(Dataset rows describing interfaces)
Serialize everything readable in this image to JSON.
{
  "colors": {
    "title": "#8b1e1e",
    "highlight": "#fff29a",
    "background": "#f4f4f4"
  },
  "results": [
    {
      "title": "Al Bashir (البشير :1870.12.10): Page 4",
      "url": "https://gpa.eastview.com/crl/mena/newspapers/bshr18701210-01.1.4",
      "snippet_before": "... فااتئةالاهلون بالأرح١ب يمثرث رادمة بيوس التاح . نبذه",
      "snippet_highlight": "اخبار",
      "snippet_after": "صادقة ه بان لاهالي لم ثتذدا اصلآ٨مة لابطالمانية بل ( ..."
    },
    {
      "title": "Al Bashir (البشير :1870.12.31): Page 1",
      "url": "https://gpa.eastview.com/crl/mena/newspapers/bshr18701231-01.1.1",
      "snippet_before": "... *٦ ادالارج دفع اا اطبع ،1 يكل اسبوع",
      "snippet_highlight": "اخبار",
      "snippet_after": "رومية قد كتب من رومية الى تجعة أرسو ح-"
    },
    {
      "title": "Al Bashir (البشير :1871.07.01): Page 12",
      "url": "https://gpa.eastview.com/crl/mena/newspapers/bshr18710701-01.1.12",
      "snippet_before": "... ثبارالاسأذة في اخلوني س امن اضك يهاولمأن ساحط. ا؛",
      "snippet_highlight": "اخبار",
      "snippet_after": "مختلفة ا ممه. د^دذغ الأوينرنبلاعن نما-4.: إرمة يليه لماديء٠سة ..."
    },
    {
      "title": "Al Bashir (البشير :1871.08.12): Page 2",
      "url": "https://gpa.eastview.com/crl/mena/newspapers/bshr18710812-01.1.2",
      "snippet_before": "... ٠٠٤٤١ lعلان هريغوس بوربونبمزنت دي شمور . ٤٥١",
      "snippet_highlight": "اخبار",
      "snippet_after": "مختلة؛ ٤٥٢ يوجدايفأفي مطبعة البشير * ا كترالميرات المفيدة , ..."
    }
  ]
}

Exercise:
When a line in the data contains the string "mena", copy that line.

Response to this task:
      "url": "https://gpa.eastview.com/crl/mena/newspapers/bshr18701210-01.1.4",
      "url": "https://gpa.eastview.com/crl/mena/newspapers/bshr18701231-01.1.1",
      "url": "https://gpa.eastview.com/crl/mena/newspapers/bshr18710701-01.1.12",
      "url": "https://gpa.eastview.com/crl/mena/newspapers/bshr18710812-01.1.2",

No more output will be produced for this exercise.